● Work item
Keep the images out and set the listing below down word for word.

════════

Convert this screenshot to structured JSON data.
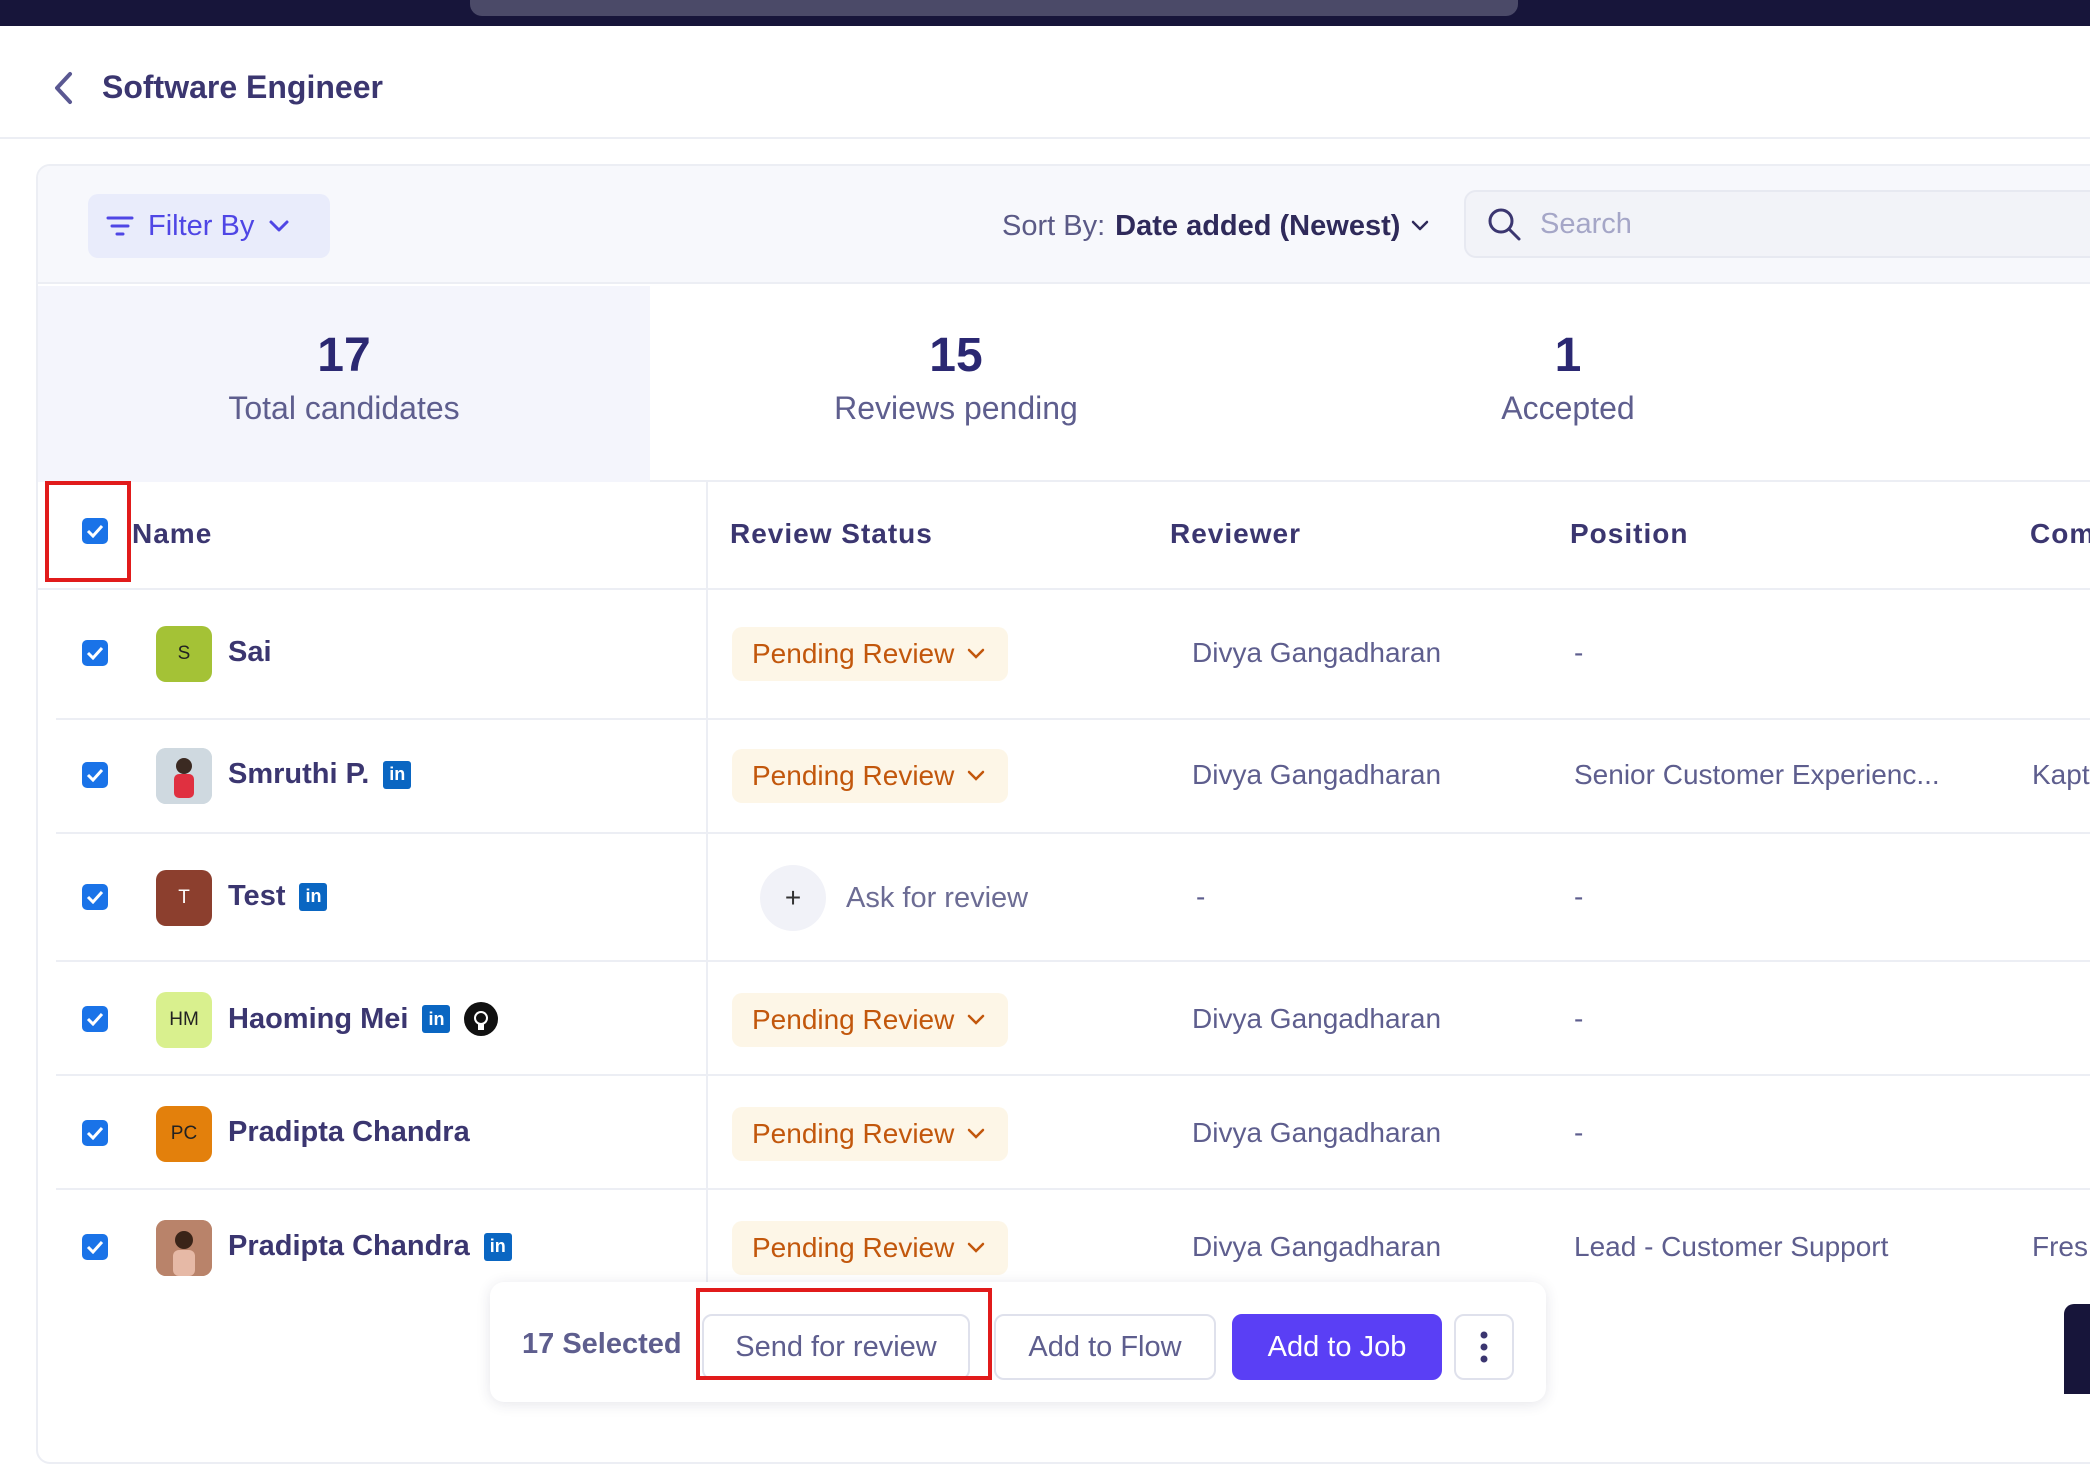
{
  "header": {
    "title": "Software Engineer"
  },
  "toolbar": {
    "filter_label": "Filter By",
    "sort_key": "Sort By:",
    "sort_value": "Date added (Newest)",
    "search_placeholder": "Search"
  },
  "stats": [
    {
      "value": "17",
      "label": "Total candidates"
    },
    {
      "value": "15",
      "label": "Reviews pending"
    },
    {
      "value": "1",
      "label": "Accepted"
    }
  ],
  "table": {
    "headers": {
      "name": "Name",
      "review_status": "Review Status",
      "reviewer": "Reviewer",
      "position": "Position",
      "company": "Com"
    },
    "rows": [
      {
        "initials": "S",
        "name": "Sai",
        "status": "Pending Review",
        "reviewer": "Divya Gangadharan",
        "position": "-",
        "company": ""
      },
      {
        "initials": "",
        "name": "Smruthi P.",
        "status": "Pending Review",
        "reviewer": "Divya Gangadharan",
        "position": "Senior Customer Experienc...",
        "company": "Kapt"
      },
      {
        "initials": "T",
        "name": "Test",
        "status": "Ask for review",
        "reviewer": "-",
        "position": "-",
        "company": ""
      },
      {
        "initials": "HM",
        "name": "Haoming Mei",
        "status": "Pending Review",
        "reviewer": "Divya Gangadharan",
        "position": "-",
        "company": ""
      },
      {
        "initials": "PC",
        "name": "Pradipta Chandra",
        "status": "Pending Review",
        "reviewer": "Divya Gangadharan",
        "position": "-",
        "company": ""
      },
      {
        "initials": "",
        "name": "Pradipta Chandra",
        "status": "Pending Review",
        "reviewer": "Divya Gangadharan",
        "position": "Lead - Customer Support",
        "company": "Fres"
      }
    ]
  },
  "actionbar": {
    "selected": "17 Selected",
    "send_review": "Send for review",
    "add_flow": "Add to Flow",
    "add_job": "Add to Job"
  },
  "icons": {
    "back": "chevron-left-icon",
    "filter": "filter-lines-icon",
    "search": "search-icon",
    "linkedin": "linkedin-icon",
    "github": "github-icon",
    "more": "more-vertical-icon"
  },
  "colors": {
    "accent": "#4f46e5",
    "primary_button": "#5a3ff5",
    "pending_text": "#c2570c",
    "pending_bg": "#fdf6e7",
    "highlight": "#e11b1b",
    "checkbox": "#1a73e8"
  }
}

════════

● Reply
Convert this screenshot to structured JSON data.
{
  "header": {
    "title": "Software Engineer"
  },
  "toolbar": {
    "filter_label": "Filter By",
    "sort_key": "Sort By:",
    "sort_value": "Date added (Newest)",
    "search_placeholder": "Search"
  },
  "stats": [
    {
      "value": "17",
      "label": "Total candidates"
    },
    {
      "value": "15",
      "label": "Reviews pending"
    },
    {
      "value": "1",
      "label": "Accepted"
    }
  ],
  "table": {
    "headers": {
      "name": "Name",
      "review_status": "Review Status",
      "reviewer": "Reviewer",
      "position": "Position",
      "company": "Com"
    },
    "rows": [
      {
        "initials": "S",
        "name": "Sai",
        "status": "Pending Review",
        "reviewer": "Divya Gangadharan",
        "position": "-",
        "company": ""
      },
      {
        "initials": "",
        "name": "Smruthi P.",
        "status": "Pending Review",
        "reviewer": "Divya Gangadharan",
        "position": "Senior Customer Experienc...",
        "company": "Kapt"
      },
      {
        "initials": "T",
        "name": "Test",
        "status": "Ask for review",
        "reviewer": "-",
        "position": "-",
        "company": ""
      },
      {
        "initials": "HM",
        "name": "Haoming Mei",
        "status": "Pending Review",
        "reviewer": "Divya Gangadharan",
        "position": "-",
        "company": ""
      },
      {
        "initials": "PC",
        "name": "Pradipta Chandra",
        "status": "Pending Review",
        "reviewer": "Divya Gangadharan",
        "position": "-",
        "company": ""
      },
      {
        "initials": "",
        "name": "Pradipta Chandra",
        "status": "Pending Review",
        "reviewer": "Divya Gangadharan",
        "position": "Lead - Customer Support",
        "company": "Fres"
      }
    ]
  },
  "actionbar": {
    "selected": "17 Selected",
    "send_review": "Send for review",
    "add_flow": "Add to Flow",
    "add_job": "Add to Job"
  },
  "icons": {
    "back": "chevron-left-icon",
    "filter": "filter-lines-icon",
    "search": "search-icon",
    "linkedin": "linkedin-icon",
    "github": "github-icon",
    "more": "more-vertical-icon"
  },
  "colors": {
    "accent": "#4f46e5",
    "primary_button": "#5a3ff5",
    "pending_text": "#c2570c",
    "pending_bg": "#fdf6e7",
    "highlight": "#e11b1b",
    "checkbox": "#1a73e8"
  }
}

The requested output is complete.